**What you should do**
The full listing, excluding its pictures, should be printed exactly as it stands.
── Provided data ──
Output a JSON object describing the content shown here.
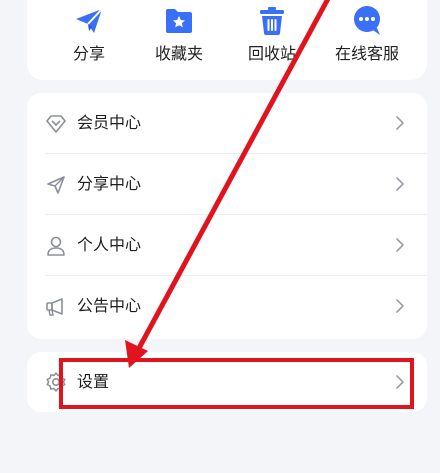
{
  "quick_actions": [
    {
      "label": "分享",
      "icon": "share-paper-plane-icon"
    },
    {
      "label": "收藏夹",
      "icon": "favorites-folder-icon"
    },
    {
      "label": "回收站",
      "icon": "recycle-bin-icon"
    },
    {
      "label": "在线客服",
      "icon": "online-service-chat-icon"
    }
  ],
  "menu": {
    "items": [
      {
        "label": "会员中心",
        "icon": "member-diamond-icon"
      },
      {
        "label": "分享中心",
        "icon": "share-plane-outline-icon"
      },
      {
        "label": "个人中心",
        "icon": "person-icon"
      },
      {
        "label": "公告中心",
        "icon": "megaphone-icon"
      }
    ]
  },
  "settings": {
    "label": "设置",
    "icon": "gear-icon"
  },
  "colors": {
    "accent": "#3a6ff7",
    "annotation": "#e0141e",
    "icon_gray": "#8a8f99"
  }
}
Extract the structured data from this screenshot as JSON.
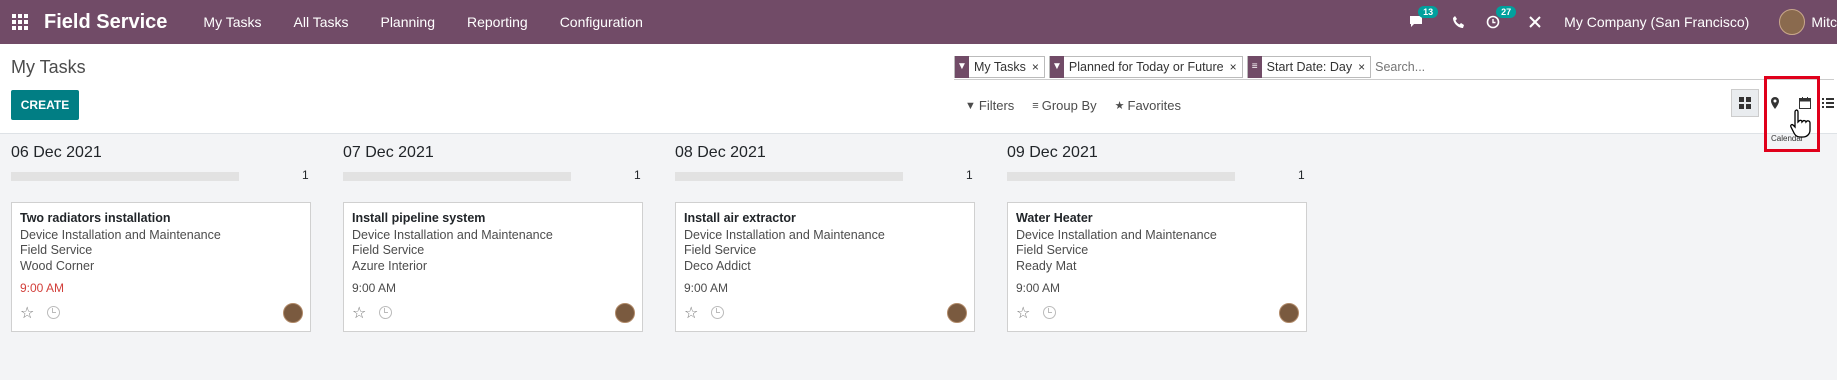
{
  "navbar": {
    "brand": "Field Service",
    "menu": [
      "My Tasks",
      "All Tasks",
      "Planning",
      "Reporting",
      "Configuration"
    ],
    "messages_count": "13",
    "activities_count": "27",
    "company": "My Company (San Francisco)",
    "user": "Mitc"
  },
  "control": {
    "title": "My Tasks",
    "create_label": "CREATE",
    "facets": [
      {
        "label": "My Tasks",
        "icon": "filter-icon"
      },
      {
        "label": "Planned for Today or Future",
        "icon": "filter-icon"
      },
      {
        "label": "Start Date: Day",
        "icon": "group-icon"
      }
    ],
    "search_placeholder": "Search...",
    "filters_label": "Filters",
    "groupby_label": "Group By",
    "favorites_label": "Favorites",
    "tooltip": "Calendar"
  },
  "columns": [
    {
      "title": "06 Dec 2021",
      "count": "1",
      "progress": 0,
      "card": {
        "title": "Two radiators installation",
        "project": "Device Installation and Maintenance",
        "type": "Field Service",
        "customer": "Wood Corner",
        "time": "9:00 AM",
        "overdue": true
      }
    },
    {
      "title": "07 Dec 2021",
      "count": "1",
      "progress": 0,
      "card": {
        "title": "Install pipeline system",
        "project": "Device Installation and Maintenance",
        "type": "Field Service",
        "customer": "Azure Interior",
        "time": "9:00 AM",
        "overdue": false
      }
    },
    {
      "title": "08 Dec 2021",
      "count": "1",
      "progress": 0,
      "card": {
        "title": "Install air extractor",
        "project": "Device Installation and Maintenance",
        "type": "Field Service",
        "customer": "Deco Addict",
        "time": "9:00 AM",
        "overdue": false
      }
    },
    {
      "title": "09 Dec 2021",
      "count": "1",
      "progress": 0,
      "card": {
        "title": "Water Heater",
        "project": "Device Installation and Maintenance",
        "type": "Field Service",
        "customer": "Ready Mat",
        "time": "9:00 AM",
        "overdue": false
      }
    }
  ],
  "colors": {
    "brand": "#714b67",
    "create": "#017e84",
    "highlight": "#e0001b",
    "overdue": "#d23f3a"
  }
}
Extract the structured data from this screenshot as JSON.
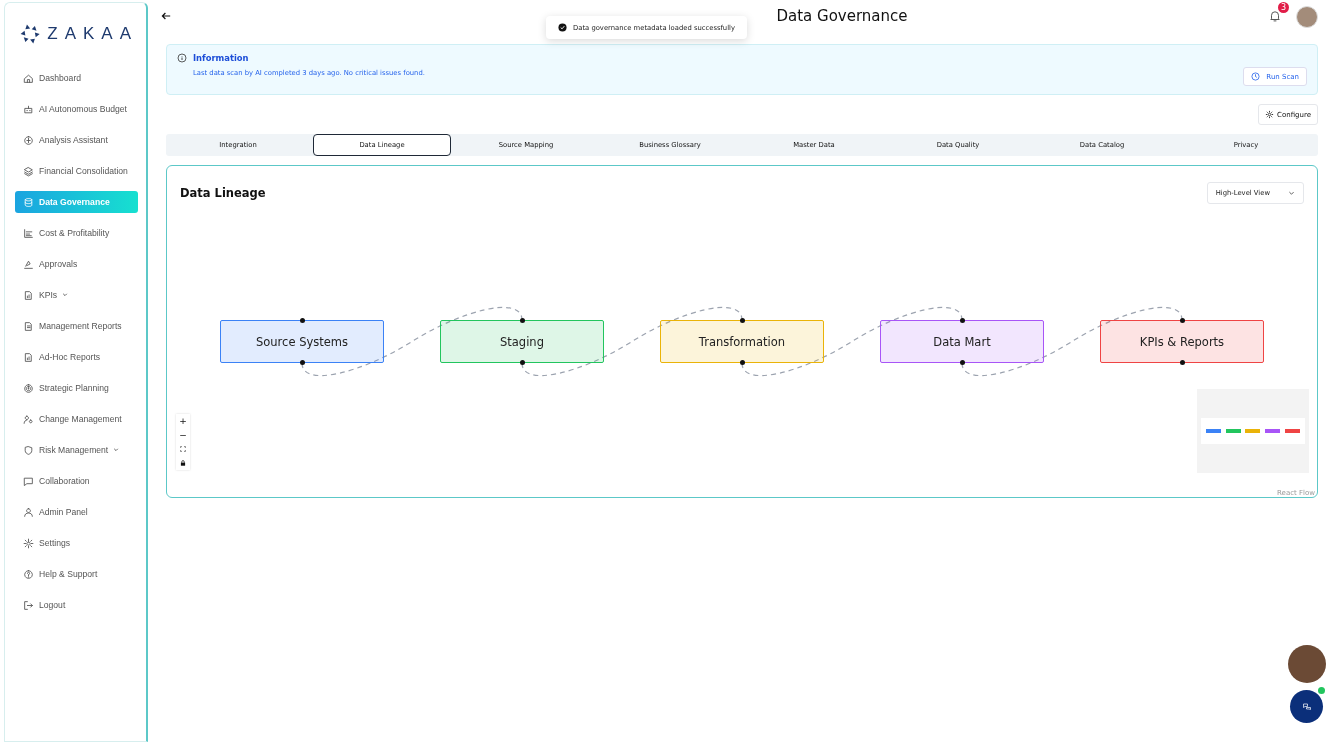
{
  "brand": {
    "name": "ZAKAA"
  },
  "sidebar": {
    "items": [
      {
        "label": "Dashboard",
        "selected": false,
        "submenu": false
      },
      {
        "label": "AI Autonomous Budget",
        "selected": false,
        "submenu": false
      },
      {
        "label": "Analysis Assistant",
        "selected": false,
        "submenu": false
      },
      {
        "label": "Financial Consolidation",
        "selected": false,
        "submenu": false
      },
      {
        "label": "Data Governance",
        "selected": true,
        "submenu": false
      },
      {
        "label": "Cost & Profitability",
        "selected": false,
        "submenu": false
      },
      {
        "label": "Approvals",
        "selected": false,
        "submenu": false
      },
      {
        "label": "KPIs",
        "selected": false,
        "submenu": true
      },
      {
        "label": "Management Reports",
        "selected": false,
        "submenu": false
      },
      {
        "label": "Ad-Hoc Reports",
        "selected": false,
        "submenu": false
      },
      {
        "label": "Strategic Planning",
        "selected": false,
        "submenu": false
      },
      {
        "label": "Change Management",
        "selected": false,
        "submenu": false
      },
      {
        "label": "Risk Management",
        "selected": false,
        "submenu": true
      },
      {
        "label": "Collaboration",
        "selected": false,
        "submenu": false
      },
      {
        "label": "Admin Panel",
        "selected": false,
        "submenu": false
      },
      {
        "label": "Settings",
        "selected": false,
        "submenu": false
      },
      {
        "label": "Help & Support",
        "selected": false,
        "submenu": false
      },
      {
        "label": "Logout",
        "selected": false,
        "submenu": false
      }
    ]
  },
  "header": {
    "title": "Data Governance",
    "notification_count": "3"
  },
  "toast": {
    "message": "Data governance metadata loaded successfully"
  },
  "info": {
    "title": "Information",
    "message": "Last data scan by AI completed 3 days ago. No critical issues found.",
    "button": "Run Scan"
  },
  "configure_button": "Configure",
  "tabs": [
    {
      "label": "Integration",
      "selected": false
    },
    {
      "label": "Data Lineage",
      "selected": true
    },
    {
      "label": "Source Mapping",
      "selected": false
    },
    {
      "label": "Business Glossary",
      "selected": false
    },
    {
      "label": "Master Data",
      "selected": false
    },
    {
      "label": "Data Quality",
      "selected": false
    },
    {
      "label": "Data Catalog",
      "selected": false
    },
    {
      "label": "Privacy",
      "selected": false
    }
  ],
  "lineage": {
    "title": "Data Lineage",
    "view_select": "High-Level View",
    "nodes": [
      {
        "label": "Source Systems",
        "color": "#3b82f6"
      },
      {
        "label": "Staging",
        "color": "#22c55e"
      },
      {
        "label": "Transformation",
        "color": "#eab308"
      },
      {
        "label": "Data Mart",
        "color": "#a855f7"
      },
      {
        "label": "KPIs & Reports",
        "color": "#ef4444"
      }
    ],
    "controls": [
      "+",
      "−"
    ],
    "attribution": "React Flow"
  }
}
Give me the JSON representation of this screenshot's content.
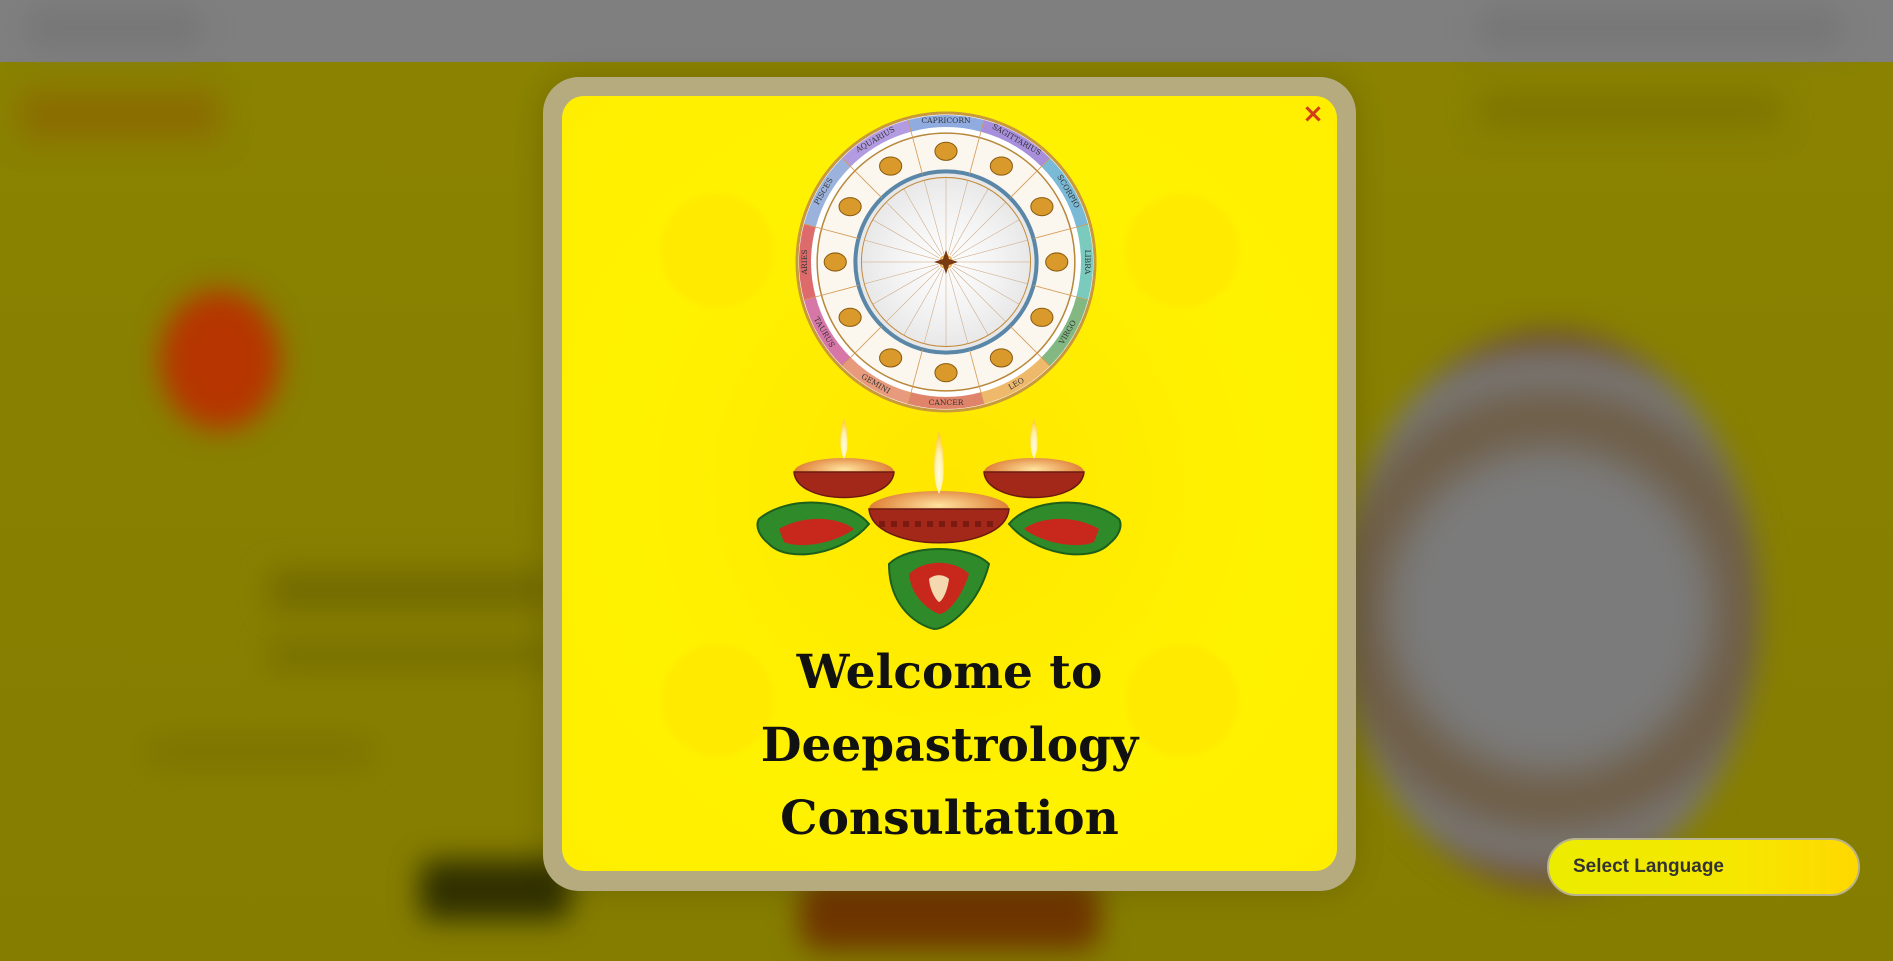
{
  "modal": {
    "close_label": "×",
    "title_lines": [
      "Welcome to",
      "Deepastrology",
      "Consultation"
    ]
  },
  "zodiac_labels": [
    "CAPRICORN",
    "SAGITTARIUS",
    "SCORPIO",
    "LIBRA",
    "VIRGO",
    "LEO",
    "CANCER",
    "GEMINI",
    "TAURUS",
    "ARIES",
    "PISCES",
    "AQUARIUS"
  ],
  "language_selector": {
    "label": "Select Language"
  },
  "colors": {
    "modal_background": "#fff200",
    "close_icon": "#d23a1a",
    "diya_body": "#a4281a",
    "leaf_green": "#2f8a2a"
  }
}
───
**Task response**
Output a JSON object describing the content shown here.
{
  "quick_actions": [
    {
      "label": "分享",
      "icon": "share-paper-plane-icon"
    },
    {
      "label": "收藏夹",
      "icon": "favorites-folder-icon"
    },
    {
      "label": "回收站",
      "icon": "recycle-bin-icon"
    },
    {
      "label": "在线客服",
      "icon": "online-service-chat-icon"
    }
  ],
  "menu": {
    "items": [
      {
        "label": "会员中心",
        "icon": "member-diamond-icon"
      },
      {
        "label": "分享中心",
        "icon": "share-plane-outline-icon"
      },
      {
        "label": "个人中心",
        "icon": "person-icon"
      },
      {
        "label": "公告中心",
        "icon": "megaphone-icon"
      }
    ]
  },
  "settings": {
    "label": "设置",
    "icon": "gear-icon"
  },
  "colors": {
    "accent": "#3a6ff7",
    "annotation": "#e0141e",
    "icon_gray": "#8a8f99"
  }
}
Extract the structured data from this screenshot as JSON.
{
  "navbar": {
    "brand": "Field Service",
    "menu": [
      "My Tasks",
      "All Tasks",
      "Planning",
      "Reporting",
      "Configuration"
    ],
    "messages_count": "13",
    "activities_count": "27",
    "company": "My Company (San Francisco)",
    "user": "Mitc"
  },
  "control": {
    "title": "My Tasks",
    "create_label": "CREATE",
    "facets": [
      {
        "label": "My Tasks",
        "icon": "filter-icon"
      },
      {
        "label": "Planned for Today or Future",
        "icon": "filter-icon"
      },
      {
        "label": "Start Date: Day",
        "icon": "group-icon"
      }
    ],
    "search_placeholder": "Search...",
    "filters_label": "Filters",
    "groupby_label": "Group By",
    "favorites_label": "Favorites",
    "tooltip": "Calendar"
  },
  "columns": [
    {
      "title": "06 Dec 2021",
      "count": "1",
      "progress": 0,
      "card": {
        "title": "Two radiators installation",
        "project": "Device Installation and Maintenance",
        "type": "Field Service",
        "customer": "Wood Corner",
        "time": "9:00 AM",
        "overdue": true
      }
    },
    {
      "title": "07 Dec 2021",
      "count": "1",
      "progress": 0,
      "card": {
        "title": "Install pipeline system",
        "project": "Device Installation and Maintenance",
        "type": "Field Service",
        "customer": "Azure Interior",
        "time": "9:00 AM",
        "overdue": false
      }
    },
    {
      "title": "08 Dec 2021",
      "count": "1",
      "progress": 0,
      "card": {
        "title": "Install air extractor",
        "project": "Device Installation and Maintenance",
        "type": "Field Service",
        "customer": "Deco Addict",
        "time": "9:00 AM",
        "overdue": false
      }
    },
    {
      "title": "09 Dec 2021",
      "count": "1",
      "progress": 0,
      "card": {
        "title": "Water Heater",
        "project": "Device Installation and Maintenance",
        "type": "Field Service",
        "customer": "Ready Mat",
        "time": "9:00 AM",
        "overdue": false
      }
    }
  ],
  "colors": {
    "brand": "#714b67",
    "create": "#017e84",
    "highlight": "#e0001b",
    "overdue": "#d23f3a"
  }
}
Extract the structured data from this screenshot as JSON.
{
  "brand": {
    "name": "ZAKAA"
  },
  "sidebar": {
    "items": [
      {
        "label": "Dashboard",
        "selected": false,
        "submenu": false
      },
      {
        "label": "AI Autonomous Budget",
        "selected": false,
        "submenu": false
      },
      {
        "label": "Analysis Assistant",
        "selected": false,
        "submenu": false
      },
      {
        "label": "Financial Consolidation",
        "selected": false,
        "submenu": false
      },
      {
        "label": "Data Governance",
        "selected": true,
        "submenu": false
      },
      {
        "label": "Cost & Profitability",
        "selected": false,
        "submenu": false
      },
      {
        "label": "Approvals",
        "selected": false,
        "submenu": false
      },
      {
        "label": "KPIs",
        "selected": false,
        "submenu": true
      },
      {
        "label": "Management Reports",
        "selected": false,
        "submenu": false
      },
      {
        "label": "Ad-Hoc Reports",
        "selected": false,
        "submenu": false
      },
      {
        "label": "Strategic Planning",
        "selected": false,
        "submenu": false
      },
      {
        "label": "Change Management",
        "selected": false,
        "submenu": false
      },
      {
        "label": "Risk Management",
        "selected": false,
        "submenu": true
      },
      {
        "label": "Collaboration",
        "selected": false,
        "submenu": false
      },
      {
        "label": "Admin Panel",
        "selected": false,
        "submenu": false
      },
      {
        "label": "Settings",
        "selected": false,
        "submenu": false
      },
      {
        "label": "Help & Support",
        "selected": false,
        "submenu": false
      },
      {
        "label": "Logout",
        "selected": false,
        "submenu": false
      }
    ]
  },
  "header": {
    "title": "Data Governance",
    "notification_count": "3"
  },
  "toast": {
    "message": "Data governance metadata loaded successfully"
  },
  "info": {
    "title": "Information",
    "message": "Last data scan by AI completed 3 days ago. No critical issues found.",
    "button": "Run Scan"
  },
  "configure_button": "Configure",
  "tabs": [
    {
      "label": "Integration",
      "selected": false
    },
    {
      "label": "Data Lineage",
      "selected": true
    },
    {
      "label": "Source Mapping",
      "selected": false
    },
    {
      "label": "Business Glossary",
      "selected": false
    },
    {
      "label": "Master Data",
      "selected": false
    },
    {
      "label": "Data Quality",
      "selected": false
    },
    {
      "label": "Data Catalog",
      "selected": false
    },
    {
      "label": "Privacy",
      "selected": false
    }
  ],
  "lineage": {
    "title": "Data Lineage",
    "view_select": "High-Level View",
    "nodes": [
      {
        "label": "Source Systems",
        "color": "#3b82f6"
      },
      {
        "label": "Staging",
        "color": "#22c55e"
      },
      {
        "label": "Transformation",
        "color": "#eab308"
      },
      {
        "label": "Data Mart",
        "color": "#a855f7"
      },
      {
        "label": "KPIs & Reports",
        "color": "#ef4444"
      }
    ],
    "controls": [
      "+",
      "−"
    ],
    "attribution": "React Flow"
  }
}
Give me the JSON representation of this screenshot's content.
{
  "modal": {
    "close_label": "×",
    "title_lines": [
      "Welcome to",
      "Deepastrology",
      "Consultation"
    ]
  },
  "zodiac_labels": [
    "CAPRICORN",
    "SAGITTARIUS",
    "SCORPIO",
    "LIBRA",
    "VIRGO",
    "LEO",
    "CANCER",
    "GEMINI",
    "TAURUS",
    "ARIES",
    "PISCES",
    "AQUARIUS"
  ],
  "language_selector": {
    "label": "Select Language"
  },
  "colors": {
    "modal_background": "#fff200",
    "close_icon": "#d23a1a",
    "diya_body": "#a4281a",
    "leaf_green": "#2f8a2a"
  }
}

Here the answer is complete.